Americans consume about 40 percent of their calories in fat, much of it from soybean oil. To test how our soybean oil consumption may be affecting us, researchers at the University of California, Riverside, fed mice one of two diets containing that much fat.
One group of mice ate coconut oil, which is mostly a saturated fat. In diet number two, half the fat came from soybean oil, the main ingredient in vegetable oil. This diet was similar to what Americans eat. The two diets contained the same number of calories.
Mice on the high soybean oil diet — which, remember, was a stand-in for the American diet — ended up gaining almost 25 percent more weight than the coconut-oil eaters. They accumulated more fat and were more likely to develop fatty liver, diabetes, and insulin resistance, all contributors to metabolic syndrome.
It may sound odd that coconut oil, a saturated oil, would be better for you — haven’t we been told for years to avoid saturated fatty acids? Studies in the 1950s and 1960s linked eating saturated fats and heart disease, and we were told to cut back on meat and dairy products and get our fat from plants instead. But evidence is growing that coconut and palm oil, which contain a different kind of saturated oil, may actually help prevent and even treat metabolic syndrome, the authors write.
You might also be surprised to hear that soybean oil could be a bigger problem in your diet than sugar. In this study, two other sets of mice also ate about the same amount of fructose as Americans consume.
Again, the mice ate the same amount of calories in each of the diets, which allowed researchers to compare the impact of the food itself.
Mice who ate fructose gained 12 percent more weight than those on the coconut oil. But they did better than those who ate soybean oil.
"This was a major surprise for us — that soybean oil is causing more obesity and diabetes than fructose — especially when you see headlines everyday about the potential role of sugar consumption in the current obesity epidemic," said Poonamjot Deol, the assistant project scientist who directed the project in the lab of Frances M. Sladek, PhD, a professor of cell biology and neuroscience.
That doesn’t mean you should eat more sugar — but it does suggest that you should cut back on vegetable oil, which you’ll find in processed foods, margarine, salad dressings, and snacks. Corn oil is less fattening than soybean oil, though not as good as coconut oil. The team is currently testing lard and olive oil.
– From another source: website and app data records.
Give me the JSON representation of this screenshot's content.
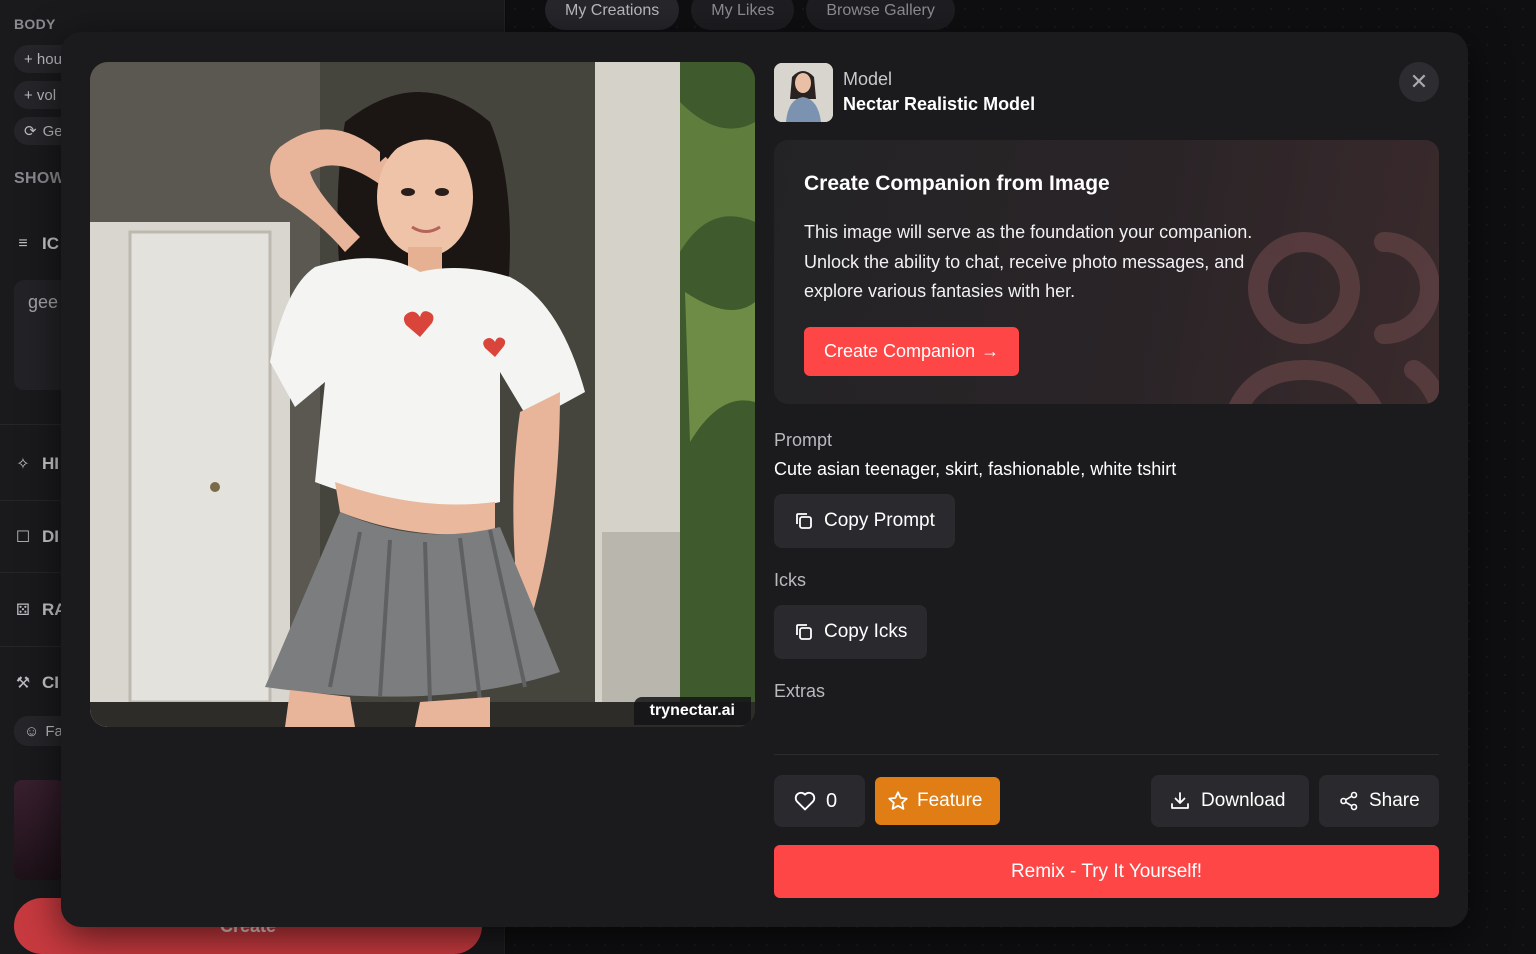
{
  "background": {
    "sidebar": {
      "body_label": "BODY",
      "chips": [
        "+ hou",
        "+ vol",
        "Ge"
      ],
      "show_label": "SHOW",
      "sections": [
        {
          "icon": "list-icon",
          "label": "IC"
        },
        {
          "icon": "sparkles-icon",
          "label": "HI"
        },
        {
          "icon": "square-icon",
          "label": "DI"
        },
        {
          "icon": "dice-icon",
          "label": "RA"
        },
        {
          "icon": "wrench-icon",
          "label": "CI"
        }
      ],
      "face_chip": "Fa",
      "textarea_value": "gee",
      "create_label": "Create"
    },
    "tabs": [
      "My Creations",
      "My Likes",
      "Browse Gallery"
    ],
    "active_tab": "My Creations"
  },
  "modal": {
    "image_watermark": "trynectar.ai",
    "model": {
      "label": "Model",
      "name": "Nectar Realistic Model"
    },
    "close_icon": "close-icon",
    "companion": {
      "title": "Create Companion from Image",
      "description": "This image will serve as the foundation your companion. Unlock the ability to chat, receive photo messages, and explore various fantasies with her.",
      "button_label": "Create Companion",
      "button_icon": "arrow-right-icon"
    },
    "prompt": {
      "label": "Prompt",
      "value": "Cute asian teenager, skirt, fashionable, white tshirt",
      "copy_label": "Copy Prompt"
    },
    "icks": {
      "label": "Icks",
      "copy_label": "Copy Icks"
    },
    "extras": {
      "label": "Extras"
    },
    "actions": {
      "like_count": "0",
      "feature_label": "Feature",
      "download_label": "Download",
      "share_label": "Share",
      "remix_label": "Remix - Try It Yourself!"
    }
  },
  "colors": {
    "accent_red": "#ff4646",
    "feature_orange": "#e07d14",
    "modal_bg": "#1b1b1e",
    "button_bg": "#2a2a2e"
  }
}
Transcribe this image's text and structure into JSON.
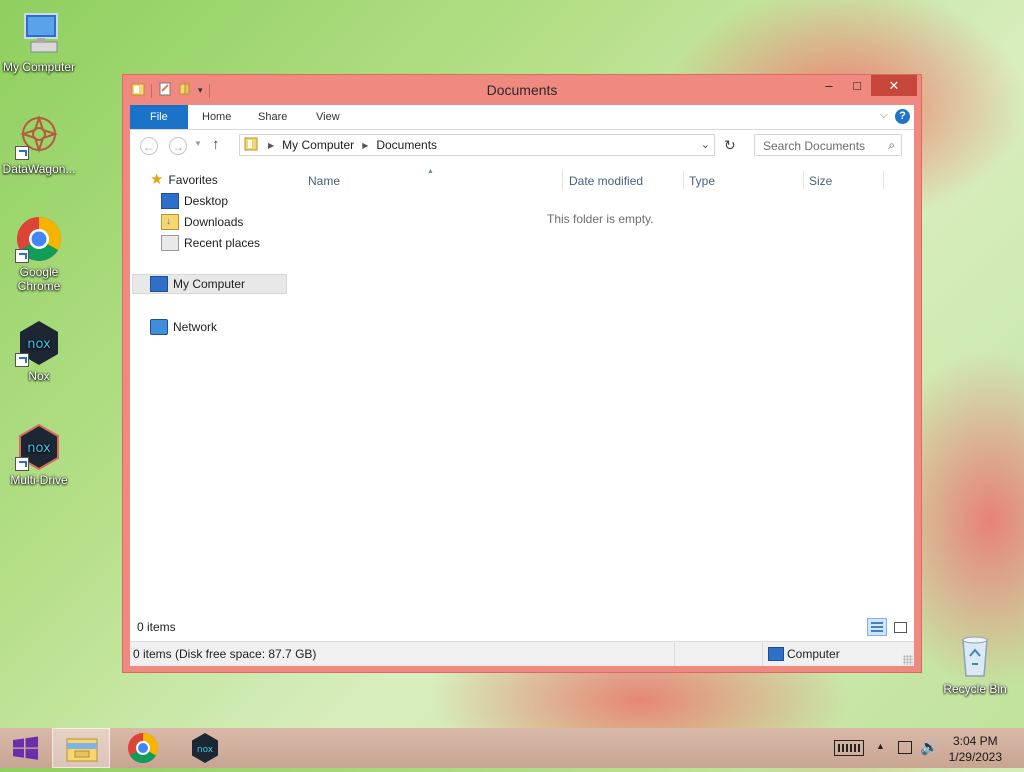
{
  "desktop": {
    "icons": [
      {
        "label": "My Computer"
      },
      {
        "label": "DataWagon..."
      },
      {
        "label": "Google Chrome"
      },
      {
        "label": "Nox"
      },
      {
        "label": "Multi-Drive"
      },
      {
        "label": "Recycle Bin"
      }
    ]
  },
  "window": {
    "title": "Documents",
    "ribbon_tabs": [
      "File",
      "Home",
      "Share",
      "View"
    ],
    "breadcrumb": [
      "My Computer",
      "Documents"
    ],
    "search_placeholder": "Search Documents",
    "nav": {
      "favorites": "Favorites",
      "favorites_items": [
        "Desktop",
        "Downloads",
        "Recent places"
      ],
      "computer": "My Computer",
      "network": "Network"
    },
    "columns": [
      "Name",
      "Date modified",
      "Type",
      "Size"
    ],
    "empty_message": "This folder is empty.",
    "item_count": "0 items",
    "status_left": "0 items (Disk free space: 87.7 GB)",
    "status_right": "Computer"
  },
  "taskbar": {
    "time": "3:04 PM",
    "date": "1/29/2023"
  },
  "colors": {
    "accent": "#1a73c8",
    "window_frame": "#f08a80",
    "close_button": "#c7473b"
  }
}
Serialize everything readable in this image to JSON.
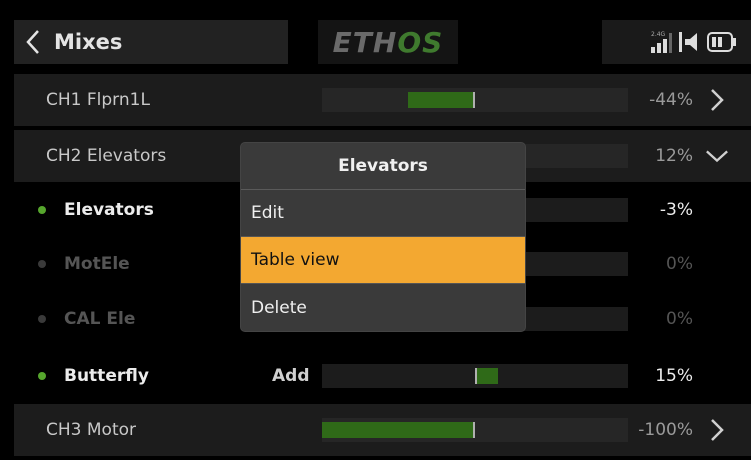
{
  "header": {
    "title": "Mixes",
    "logo_white": "ETH",
    "logo_green": "OS",
    "back_icon": "chevron-left-icon",
    "signal_label": "2.4G",
    "status_icons": [
      "signal-bars-icon",
      "speaker-icon",
      "battery-icon"
    ]
  },
  "rows": [
    {
      "kind": "channel",
      "label": "CH1 Flprn1L",
      "value": "-44%",
      "percent": -44,
      "arrow": "chevron-right-icon"
    },
    {
      "kind": "channel",
      "label": "CH2 Elevators",
      "value": "12%",
      "percent": 12,
      "arrow": "chevron-down-icon"
    },
    {
      "kind": "mix",
      "label": "Elevators",
      "value": "-3%",
      "percent": -3,
      "state": "active",
      "op": ""
    },
    {
      "kind": "mix",
      "label": "MotEle",
      "value": "0%",
      "percent": 0,
      "state": "inactive",
      "op": ""
    },
    {
      "kind": "mix",
      "label": "CAL Ele",
      "value": "0%",
      "percent": 0,
      "state": "inactive",
      "op": ""
    },
    {
      "kind": "mix",
      "label": "Butterfly",
      "value": "15%",
      "percent": 15,
      "state": "active",
      "op": "Add"
    },
    {
      "kind": "channel",
      "label": "CH3 Motor",
      "value": "-100%",
      "percent": -100,
      "arrow": "chevron-right-icon"
    }
  ],
  "popup": {
    "title": "Elevators",
    "items": [
      {
        "label": "Edit",
        "selected": false
      },
      {
        "label": "Table view",
        "selected": true
      },
      {
        "label": "Delete",
        "selected": false
      }
    ]
  },
  "colors": {
    "accent": "#f3a831",
    "bar_fill": "#2f6a18",
    "active_dot": "#56a62d"
  }
}
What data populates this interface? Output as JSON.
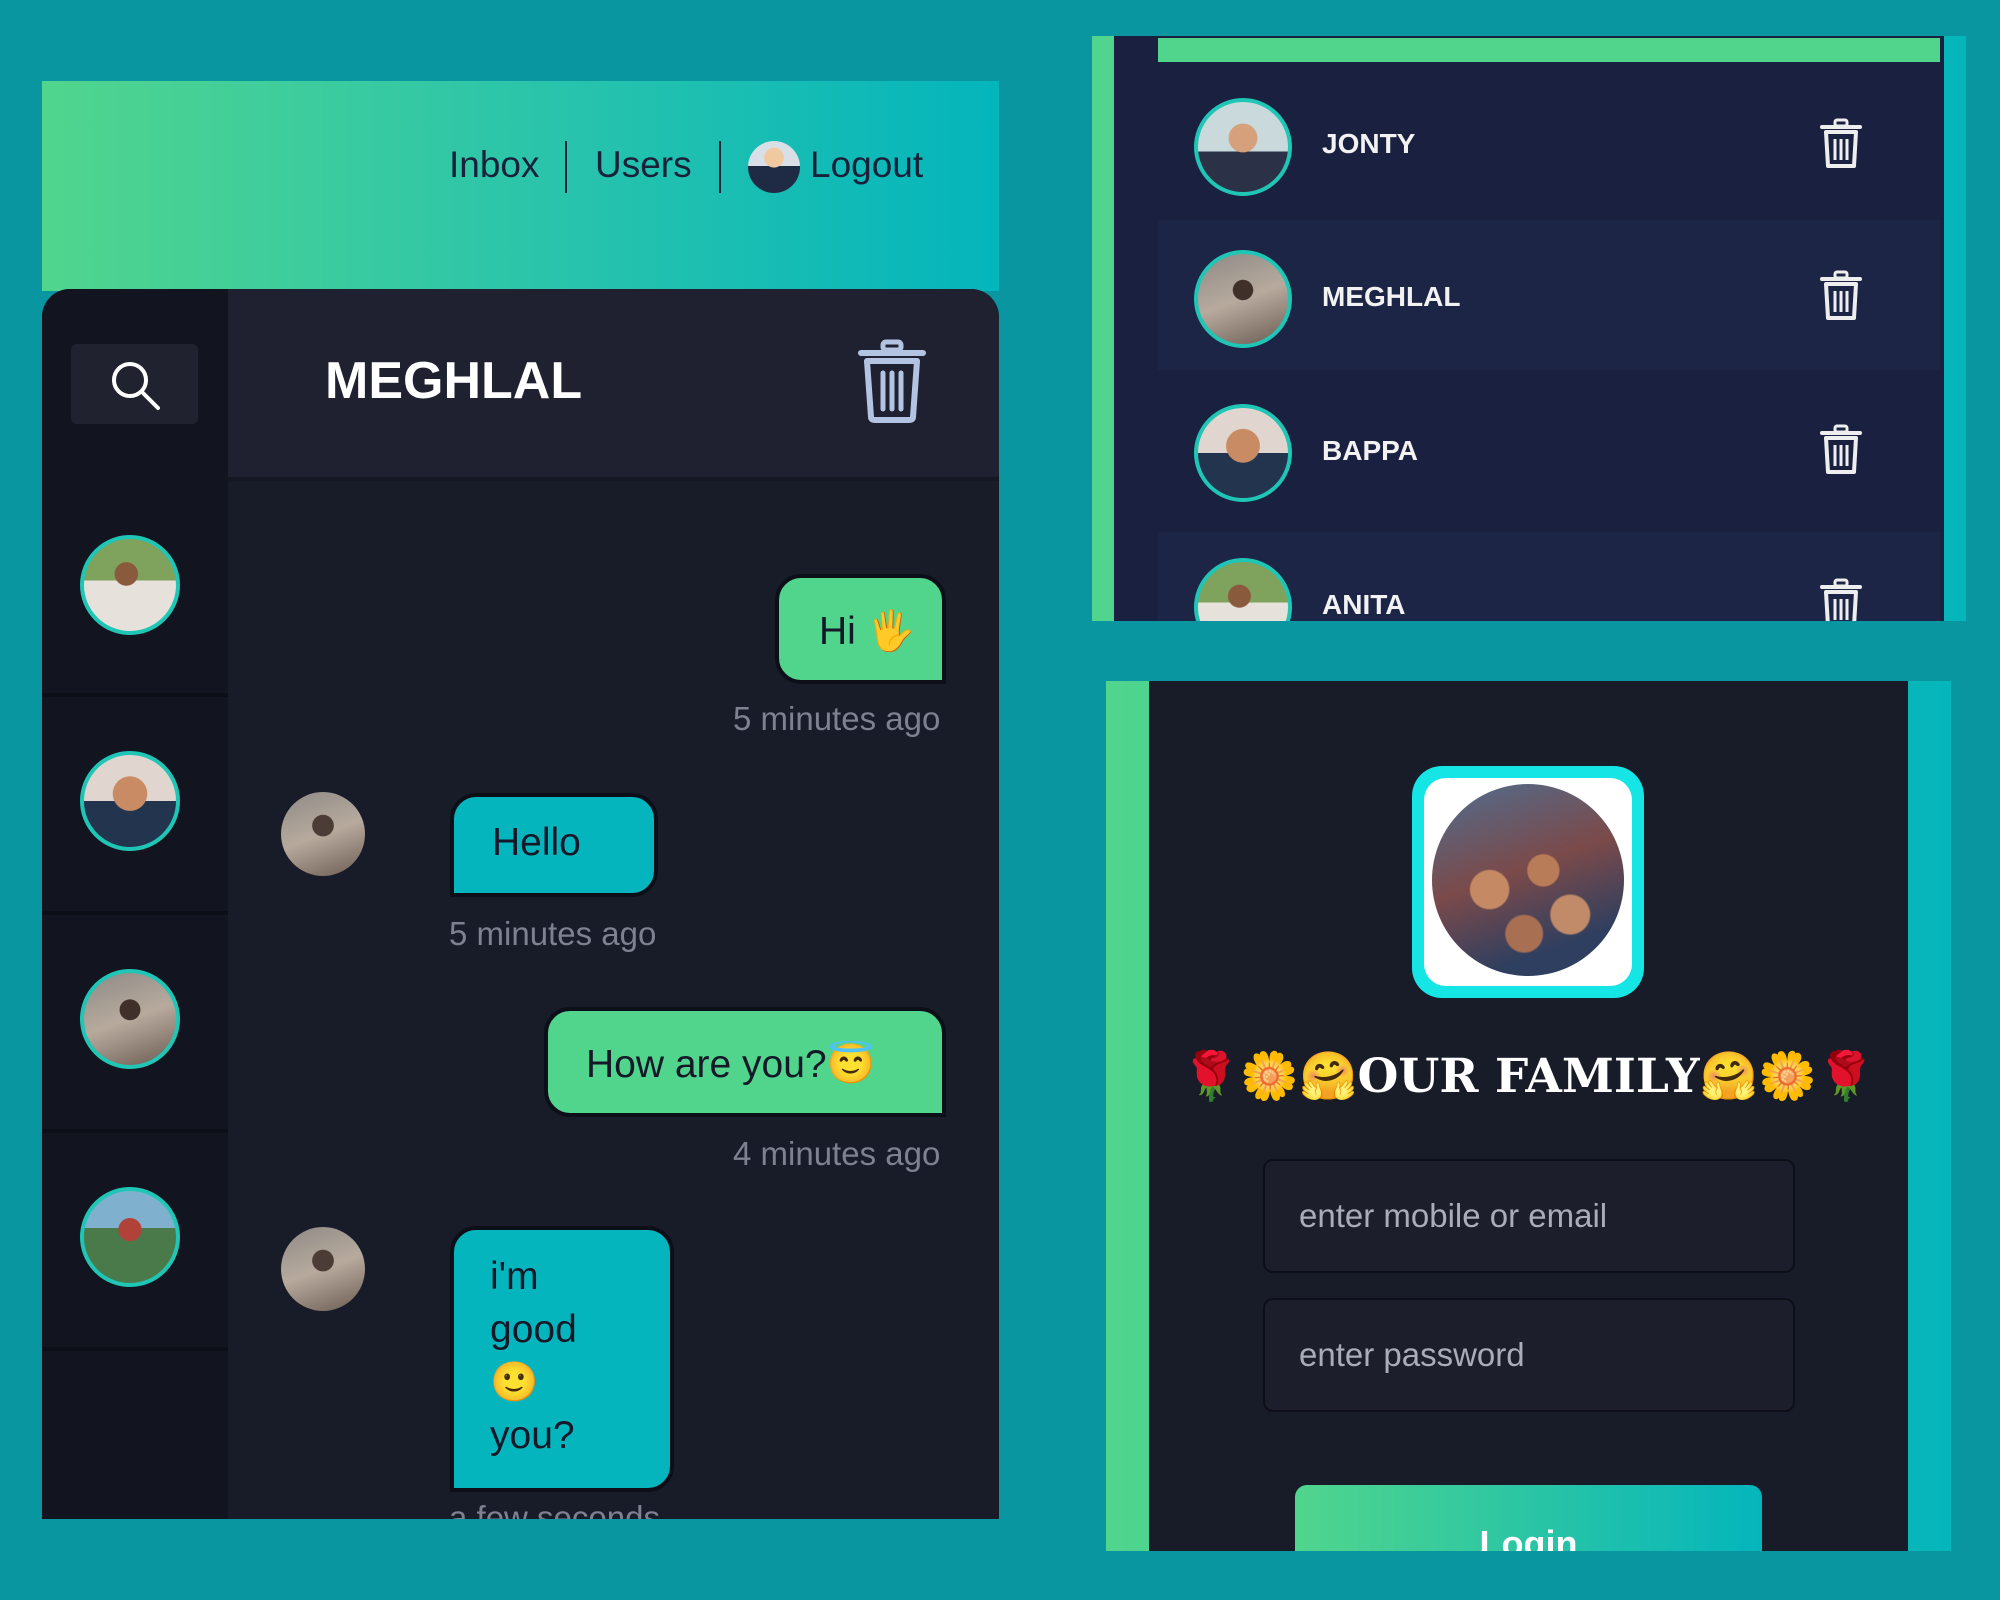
{
  "chat": {
    "nav": {
      "inbox": "Inbox",
      "users": "Users",
      "logout": "Logout"
    },
    "conversation_title": "MEGHLAL",
    "messages": [
      {
        "text": "Hi 🖐",
        "time": "5 minutes ago",
        "direction": "outgoing"
      },
      {
        "text": "Hello",
        "time": "5 minutes ago",
        "direction": "incoming"
      },
      {
        "text": "How are you?😇",
        "time": "4 minutes ago",
        "direction": "outgoing"
      },
      {
        "text_lines": [
          "i'm",
          "good",
          "🙂",
          "you?"
        ],
        "time": "a few seconds",
        "direction": "incoming"
      }
    ]
  },
  "users": [
    {
      "name": "JONTY"
    },
    {
      "name": "MEGHLAL"
    },
    {
      "name": "BAPPA"
    },
    {
      "name": "ANITA"
    }
  ],
  "login": {
    "title": "🌹🌼🤗OUR FAMILY🤗🌼🌹",
    "identifier_placeholder": "enter mobile or email",
    "password_placeholder": "enter password",
    "button_label": "Login"
  },
  "colors": {
    "page_background": "#0a96a0",
    "accent_green": "#51d58d",
    "accent_teal": "#04b5bc",
    "dark_surface": "#181b28",
    "users_surface": "#1a2140"
  }
}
Should you run out and buy coconut oil? Not so fast. The benefits of coconut oil remain controversial. On the other hand, olive oil has emerged as a winner in any number of studies. For example, one large study found that consuming olive oil reduced heart disease and death in a population at high risk for heart problems. The clearest message here is to limit your consumption of soybean oil and vegetable oil.
September 10, 2015
Christopher Nystuen, MD, MBA